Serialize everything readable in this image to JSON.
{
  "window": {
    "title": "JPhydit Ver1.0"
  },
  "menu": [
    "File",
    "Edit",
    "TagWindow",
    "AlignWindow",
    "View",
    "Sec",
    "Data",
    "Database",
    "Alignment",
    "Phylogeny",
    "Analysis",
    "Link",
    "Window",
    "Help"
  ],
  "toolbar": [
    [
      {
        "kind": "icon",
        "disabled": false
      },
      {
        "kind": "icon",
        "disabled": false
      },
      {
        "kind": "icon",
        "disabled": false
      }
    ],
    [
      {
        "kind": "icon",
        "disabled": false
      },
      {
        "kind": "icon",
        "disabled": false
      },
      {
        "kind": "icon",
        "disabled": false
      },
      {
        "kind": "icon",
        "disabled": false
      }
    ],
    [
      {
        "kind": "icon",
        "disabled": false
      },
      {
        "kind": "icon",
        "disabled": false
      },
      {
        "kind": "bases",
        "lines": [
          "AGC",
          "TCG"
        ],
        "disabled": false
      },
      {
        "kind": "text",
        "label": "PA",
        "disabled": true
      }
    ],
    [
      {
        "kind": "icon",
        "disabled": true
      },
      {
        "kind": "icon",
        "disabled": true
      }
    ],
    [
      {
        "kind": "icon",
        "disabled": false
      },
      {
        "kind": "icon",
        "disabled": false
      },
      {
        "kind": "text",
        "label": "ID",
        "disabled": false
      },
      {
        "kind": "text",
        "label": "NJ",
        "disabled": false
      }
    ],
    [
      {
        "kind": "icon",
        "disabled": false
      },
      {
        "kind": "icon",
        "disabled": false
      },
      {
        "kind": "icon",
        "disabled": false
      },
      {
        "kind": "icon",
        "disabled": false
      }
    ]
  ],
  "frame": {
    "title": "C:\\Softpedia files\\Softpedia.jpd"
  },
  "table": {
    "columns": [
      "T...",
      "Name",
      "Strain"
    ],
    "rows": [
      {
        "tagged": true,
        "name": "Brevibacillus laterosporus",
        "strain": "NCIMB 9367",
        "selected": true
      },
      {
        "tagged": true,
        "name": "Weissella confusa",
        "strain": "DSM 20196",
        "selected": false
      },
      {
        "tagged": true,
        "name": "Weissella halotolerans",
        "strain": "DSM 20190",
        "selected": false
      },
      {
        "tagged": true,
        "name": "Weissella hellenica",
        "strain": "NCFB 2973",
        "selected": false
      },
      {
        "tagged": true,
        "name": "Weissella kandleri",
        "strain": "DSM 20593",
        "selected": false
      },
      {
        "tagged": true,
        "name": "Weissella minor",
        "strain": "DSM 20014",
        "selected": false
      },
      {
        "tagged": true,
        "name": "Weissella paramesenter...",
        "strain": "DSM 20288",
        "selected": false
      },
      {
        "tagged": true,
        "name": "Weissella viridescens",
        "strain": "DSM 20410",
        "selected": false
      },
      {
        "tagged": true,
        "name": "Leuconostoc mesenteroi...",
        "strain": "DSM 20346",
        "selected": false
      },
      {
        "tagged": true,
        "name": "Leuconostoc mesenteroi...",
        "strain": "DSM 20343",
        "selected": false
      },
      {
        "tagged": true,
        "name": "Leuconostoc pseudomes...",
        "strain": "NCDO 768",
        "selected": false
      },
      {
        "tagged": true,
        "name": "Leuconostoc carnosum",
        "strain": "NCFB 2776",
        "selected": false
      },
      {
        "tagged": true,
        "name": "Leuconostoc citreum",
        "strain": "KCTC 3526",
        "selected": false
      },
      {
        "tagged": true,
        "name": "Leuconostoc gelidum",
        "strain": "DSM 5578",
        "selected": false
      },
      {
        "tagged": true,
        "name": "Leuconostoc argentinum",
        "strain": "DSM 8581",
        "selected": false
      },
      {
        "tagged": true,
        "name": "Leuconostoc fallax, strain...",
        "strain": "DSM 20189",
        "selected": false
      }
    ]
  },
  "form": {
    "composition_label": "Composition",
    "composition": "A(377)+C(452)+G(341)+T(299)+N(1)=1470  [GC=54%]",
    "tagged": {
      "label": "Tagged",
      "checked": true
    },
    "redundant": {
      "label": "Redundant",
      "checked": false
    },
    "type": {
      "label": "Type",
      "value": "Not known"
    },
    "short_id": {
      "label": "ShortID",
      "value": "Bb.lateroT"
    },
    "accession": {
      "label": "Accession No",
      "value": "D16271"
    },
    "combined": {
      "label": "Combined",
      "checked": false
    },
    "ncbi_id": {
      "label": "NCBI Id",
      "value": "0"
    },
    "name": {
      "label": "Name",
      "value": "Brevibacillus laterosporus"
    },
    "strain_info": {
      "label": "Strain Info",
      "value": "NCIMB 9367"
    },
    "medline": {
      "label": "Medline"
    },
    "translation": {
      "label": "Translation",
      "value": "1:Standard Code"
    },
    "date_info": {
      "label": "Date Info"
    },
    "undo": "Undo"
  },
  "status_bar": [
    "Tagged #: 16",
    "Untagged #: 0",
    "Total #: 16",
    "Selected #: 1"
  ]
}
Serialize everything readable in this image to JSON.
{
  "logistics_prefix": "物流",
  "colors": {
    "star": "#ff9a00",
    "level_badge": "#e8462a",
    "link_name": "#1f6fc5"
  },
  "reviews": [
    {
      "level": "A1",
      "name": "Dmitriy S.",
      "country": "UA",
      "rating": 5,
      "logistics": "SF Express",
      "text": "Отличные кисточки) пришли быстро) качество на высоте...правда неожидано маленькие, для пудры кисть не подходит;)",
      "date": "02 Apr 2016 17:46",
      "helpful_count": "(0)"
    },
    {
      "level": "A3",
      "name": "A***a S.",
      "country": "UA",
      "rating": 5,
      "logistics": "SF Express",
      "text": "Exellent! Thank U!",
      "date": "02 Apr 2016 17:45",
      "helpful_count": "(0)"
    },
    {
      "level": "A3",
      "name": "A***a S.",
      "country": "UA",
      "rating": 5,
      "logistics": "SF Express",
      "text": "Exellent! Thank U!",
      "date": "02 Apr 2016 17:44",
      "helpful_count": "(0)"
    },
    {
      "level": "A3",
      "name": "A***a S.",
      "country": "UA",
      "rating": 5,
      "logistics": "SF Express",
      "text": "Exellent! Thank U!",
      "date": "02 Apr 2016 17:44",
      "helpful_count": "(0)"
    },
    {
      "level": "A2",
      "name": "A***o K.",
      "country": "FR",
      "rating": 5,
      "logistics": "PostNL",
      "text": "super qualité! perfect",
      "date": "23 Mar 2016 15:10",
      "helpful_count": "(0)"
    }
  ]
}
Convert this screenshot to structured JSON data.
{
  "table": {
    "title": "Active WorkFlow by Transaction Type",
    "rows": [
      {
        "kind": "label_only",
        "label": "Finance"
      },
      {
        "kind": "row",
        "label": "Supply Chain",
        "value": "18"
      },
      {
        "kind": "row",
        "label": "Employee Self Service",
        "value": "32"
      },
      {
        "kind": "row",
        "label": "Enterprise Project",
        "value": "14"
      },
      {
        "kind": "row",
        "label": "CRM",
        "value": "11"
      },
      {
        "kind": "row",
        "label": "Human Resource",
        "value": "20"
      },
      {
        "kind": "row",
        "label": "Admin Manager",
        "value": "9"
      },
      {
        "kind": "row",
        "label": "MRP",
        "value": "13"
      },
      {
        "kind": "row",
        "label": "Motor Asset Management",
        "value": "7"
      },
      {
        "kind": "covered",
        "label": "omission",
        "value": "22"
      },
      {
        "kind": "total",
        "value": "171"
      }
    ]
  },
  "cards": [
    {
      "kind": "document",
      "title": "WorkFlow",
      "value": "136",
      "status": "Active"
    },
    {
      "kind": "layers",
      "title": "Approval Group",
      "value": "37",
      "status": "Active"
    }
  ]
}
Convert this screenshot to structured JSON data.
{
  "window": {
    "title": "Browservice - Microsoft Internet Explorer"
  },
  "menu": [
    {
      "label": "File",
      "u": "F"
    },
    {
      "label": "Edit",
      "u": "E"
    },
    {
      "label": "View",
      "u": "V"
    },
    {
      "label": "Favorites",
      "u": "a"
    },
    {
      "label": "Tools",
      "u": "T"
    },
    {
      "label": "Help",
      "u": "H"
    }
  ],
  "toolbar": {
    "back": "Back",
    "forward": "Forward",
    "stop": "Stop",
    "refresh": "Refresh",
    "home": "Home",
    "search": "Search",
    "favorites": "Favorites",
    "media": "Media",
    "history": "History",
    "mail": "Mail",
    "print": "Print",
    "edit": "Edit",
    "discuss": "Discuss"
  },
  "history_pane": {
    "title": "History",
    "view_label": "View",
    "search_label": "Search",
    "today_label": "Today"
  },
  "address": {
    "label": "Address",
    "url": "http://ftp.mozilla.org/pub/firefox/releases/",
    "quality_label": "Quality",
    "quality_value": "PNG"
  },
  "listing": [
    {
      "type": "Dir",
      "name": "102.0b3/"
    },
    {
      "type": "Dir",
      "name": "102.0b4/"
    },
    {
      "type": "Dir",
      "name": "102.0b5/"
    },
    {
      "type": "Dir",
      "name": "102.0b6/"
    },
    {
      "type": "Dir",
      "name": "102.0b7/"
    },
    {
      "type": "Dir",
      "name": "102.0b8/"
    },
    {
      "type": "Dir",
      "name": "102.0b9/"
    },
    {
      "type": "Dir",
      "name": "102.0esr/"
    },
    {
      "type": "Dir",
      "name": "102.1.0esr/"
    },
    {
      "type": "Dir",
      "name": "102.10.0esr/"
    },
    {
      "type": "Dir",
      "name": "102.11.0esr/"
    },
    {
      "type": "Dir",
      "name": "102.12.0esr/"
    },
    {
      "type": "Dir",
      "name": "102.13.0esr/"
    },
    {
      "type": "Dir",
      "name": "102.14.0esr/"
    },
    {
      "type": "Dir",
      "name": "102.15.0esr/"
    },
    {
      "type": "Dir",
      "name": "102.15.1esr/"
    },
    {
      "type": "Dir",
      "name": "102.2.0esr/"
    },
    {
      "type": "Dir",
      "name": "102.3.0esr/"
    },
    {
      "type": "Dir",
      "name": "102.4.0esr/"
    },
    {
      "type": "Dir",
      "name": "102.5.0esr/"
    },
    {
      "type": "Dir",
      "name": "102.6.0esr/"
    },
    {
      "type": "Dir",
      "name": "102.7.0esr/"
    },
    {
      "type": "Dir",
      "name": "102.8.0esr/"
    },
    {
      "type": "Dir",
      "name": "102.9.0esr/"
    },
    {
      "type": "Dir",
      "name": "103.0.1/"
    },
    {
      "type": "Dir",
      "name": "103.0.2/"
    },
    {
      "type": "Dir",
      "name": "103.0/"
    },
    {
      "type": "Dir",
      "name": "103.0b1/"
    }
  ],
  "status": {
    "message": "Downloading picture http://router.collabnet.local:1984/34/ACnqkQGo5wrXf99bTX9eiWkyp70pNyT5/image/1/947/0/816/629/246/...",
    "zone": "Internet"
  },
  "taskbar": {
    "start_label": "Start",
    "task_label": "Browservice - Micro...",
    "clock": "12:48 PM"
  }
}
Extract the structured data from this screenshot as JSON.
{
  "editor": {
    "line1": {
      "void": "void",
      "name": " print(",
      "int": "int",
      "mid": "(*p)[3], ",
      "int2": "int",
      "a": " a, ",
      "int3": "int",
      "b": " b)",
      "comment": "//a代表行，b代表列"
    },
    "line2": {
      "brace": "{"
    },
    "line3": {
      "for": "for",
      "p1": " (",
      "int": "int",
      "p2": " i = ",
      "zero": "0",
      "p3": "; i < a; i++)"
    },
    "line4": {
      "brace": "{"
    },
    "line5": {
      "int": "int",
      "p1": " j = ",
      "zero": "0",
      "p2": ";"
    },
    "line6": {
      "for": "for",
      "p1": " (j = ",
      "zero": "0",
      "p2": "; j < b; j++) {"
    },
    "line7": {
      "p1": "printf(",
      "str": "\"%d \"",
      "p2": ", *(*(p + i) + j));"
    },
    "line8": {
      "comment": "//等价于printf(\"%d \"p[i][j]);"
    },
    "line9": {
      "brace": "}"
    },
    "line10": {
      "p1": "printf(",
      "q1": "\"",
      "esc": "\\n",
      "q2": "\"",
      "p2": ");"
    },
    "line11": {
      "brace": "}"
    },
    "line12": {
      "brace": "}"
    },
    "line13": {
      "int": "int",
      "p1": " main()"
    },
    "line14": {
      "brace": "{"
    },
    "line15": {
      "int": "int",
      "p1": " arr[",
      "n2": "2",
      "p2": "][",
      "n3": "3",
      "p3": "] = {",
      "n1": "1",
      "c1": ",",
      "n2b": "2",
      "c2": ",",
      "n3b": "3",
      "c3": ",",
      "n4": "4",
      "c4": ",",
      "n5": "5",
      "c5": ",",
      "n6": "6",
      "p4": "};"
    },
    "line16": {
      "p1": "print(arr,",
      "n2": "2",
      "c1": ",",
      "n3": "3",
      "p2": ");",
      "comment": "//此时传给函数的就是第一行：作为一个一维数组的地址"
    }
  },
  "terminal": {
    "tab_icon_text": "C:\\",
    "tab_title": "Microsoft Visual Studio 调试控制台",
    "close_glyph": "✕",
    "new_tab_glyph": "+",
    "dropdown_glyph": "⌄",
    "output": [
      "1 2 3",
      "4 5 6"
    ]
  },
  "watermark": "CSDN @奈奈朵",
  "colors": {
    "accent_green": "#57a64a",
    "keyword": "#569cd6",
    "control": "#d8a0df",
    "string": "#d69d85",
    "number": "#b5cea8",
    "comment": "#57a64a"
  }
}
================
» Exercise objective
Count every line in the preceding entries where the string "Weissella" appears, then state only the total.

» Reply
7